▶ [Task requirements] Could you count the lines in the data that contain "structured"? Reply with the number only.

Start of Source information

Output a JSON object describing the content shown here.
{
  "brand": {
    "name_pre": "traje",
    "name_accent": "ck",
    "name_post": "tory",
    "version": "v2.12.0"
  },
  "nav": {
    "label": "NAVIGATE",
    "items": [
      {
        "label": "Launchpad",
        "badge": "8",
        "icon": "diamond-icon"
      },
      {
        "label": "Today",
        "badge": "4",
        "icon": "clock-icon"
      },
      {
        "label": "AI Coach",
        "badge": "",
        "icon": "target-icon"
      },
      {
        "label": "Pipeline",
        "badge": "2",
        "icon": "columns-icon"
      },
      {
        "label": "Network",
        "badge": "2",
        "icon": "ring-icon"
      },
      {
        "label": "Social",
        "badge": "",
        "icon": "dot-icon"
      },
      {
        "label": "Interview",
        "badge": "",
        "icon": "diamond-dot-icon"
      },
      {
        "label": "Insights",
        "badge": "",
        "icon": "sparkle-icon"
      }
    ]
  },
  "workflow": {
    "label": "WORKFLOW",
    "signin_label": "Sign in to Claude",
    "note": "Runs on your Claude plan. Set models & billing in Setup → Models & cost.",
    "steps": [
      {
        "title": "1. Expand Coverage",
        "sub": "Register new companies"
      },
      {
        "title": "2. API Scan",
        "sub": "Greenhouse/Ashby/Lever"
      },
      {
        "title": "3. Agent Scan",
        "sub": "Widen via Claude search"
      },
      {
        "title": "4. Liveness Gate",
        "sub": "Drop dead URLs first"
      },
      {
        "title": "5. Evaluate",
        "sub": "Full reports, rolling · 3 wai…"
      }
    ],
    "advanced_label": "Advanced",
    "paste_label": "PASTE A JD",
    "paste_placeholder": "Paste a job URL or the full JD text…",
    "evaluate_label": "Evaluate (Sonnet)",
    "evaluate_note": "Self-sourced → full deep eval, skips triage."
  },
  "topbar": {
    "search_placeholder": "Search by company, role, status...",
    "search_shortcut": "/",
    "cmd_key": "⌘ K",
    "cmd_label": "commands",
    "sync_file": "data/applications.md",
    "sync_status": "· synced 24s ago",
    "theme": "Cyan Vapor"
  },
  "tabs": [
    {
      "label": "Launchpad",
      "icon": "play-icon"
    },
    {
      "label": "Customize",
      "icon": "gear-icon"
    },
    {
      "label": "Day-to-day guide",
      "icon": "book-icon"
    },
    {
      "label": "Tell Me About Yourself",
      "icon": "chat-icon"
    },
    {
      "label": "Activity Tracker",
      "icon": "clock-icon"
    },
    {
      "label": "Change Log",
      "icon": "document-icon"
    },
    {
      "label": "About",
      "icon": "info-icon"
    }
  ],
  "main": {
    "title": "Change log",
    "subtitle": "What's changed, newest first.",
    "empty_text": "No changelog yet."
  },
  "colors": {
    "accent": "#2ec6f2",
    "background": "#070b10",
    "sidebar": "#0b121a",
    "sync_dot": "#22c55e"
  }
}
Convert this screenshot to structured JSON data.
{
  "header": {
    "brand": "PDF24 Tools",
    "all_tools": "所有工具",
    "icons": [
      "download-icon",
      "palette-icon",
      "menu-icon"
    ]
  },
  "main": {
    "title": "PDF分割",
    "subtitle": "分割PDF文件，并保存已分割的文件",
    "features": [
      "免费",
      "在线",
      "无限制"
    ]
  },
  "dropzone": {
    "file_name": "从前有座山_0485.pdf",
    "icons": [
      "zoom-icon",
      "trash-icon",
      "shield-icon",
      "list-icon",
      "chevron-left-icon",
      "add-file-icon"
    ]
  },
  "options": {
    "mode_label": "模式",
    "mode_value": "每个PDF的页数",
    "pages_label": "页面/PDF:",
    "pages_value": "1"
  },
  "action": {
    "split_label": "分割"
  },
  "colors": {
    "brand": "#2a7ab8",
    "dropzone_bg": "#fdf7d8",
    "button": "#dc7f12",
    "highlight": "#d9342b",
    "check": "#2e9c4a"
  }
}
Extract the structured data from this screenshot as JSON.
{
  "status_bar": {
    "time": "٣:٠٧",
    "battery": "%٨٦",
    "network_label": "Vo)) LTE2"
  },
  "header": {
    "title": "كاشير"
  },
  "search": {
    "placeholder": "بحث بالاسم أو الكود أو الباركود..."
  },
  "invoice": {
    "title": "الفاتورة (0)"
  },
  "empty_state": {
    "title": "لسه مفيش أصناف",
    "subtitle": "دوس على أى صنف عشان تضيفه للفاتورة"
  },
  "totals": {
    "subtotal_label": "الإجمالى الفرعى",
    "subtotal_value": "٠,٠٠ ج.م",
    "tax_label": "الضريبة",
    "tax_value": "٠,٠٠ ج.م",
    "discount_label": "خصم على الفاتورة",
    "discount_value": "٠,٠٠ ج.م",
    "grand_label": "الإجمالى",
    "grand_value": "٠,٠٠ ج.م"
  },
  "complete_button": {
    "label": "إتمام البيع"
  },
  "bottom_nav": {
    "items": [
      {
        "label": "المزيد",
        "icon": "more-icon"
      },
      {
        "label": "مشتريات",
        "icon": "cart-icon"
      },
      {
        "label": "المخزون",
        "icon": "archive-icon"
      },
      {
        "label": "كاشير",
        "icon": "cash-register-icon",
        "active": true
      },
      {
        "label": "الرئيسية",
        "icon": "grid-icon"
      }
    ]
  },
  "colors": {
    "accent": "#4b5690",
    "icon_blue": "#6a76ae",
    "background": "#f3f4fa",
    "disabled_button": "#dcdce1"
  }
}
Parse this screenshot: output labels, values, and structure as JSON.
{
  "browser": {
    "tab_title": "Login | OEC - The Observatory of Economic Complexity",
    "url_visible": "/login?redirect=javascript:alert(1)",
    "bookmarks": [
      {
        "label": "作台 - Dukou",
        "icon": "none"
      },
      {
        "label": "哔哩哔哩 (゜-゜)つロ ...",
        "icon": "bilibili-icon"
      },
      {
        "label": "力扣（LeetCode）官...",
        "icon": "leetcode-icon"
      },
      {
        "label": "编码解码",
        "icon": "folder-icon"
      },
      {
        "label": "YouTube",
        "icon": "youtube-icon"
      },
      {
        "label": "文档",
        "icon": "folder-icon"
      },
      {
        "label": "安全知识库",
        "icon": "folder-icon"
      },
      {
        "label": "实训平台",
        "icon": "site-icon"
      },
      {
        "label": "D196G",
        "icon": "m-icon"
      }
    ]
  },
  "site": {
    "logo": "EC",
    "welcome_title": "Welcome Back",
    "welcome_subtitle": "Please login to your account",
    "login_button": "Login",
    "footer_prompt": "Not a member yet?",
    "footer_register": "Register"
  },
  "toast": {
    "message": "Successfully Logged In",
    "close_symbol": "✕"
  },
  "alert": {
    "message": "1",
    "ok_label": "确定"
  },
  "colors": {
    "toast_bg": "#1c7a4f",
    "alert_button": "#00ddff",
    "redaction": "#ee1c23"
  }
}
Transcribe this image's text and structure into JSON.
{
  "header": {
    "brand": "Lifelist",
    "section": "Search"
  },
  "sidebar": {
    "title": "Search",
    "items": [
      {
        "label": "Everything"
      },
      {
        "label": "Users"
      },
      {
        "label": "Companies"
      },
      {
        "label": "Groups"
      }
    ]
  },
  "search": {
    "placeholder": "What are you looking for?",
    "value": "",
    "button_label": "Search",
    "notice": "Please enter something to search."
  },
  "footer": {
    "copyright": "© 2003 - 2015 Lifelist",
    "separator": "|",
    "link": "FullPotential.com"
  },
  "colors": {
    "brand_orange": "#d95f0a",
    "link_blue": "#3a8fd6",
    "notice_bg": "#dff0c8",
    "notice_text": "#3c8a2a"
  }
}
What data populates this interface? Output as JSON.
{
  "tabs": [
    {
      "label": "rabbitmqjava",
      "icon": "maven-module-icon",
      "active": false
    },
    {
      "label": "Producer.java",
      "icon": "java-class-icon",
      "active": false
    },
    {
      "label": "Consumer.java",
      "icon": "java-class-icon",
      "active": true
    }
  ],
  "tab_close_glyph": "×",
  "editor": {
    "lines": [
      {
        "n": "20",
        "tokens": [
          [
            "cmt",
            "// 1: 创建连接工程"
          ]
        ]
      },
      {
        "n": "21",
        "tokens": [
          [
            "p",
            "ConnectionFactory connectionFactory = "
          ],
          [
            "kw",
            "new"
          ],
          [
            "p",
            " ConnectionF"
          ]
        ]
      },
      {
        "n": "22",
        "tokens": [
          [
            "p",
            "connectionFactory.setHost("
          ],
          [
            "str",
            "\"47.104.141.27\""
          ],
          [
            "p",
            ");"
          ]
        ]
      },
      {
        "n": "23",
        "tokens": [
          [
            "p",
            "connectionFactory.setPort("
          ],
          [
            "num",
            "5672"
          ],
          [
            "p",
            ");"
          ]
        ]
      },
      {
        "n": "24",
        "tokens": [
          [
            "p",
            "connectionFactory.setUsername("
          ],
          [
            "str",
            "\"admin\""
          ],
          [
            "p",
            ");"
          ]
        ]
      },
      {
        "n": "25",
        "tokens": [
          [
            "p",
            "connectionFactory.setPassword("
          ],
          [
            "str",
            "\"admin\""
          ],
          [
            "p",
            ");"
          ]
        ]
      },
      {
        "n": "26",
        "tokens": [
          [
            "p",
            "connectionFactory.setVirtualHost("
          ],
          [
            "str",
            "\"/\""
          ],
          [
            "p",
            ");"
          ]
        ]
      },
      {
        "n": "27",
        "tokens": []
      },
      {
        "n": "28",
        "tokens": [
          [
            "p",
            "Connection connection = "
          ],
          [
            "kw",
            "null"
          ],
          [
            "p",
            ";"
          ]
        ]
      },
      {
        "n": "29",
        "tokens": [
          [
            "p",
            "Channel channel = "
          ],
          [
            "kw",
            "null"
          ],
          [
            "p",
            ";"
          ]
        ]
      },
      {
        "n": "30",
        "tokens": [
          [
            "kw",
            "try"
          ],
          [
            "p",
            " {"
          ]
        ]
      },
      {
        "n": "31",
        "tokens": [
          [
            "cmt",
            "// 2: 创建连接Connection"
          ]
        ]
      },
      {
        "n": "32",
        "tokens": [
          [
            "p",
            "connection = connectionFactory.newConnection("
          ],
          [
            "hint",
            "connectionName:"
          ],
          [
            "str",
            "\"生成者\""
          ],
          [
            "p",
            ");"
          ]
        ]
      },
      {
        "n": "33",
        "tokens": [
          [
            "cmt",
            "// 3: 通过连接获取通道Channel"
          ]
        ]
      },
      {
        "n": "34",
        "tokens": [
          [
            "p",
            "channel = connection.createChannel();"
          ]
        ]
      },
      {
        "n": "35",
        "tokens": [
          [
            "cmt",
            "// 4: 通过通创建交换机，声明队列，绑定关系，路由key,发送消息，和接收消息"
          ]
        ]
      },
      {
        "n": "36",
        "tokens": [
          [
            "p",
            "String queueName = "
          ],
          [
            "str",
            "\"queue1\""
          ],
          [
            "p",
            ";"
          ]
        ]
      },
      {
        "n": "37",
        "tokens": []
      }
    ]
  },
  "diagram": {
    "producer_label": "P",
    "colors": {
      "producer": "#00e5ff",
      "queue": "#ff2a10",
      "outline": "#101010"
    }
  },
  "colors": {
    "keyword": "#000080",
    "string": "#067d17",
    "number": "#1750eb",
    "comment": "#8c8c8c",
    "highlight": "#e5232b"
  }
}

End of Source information

▶ [Answer to this problem] 2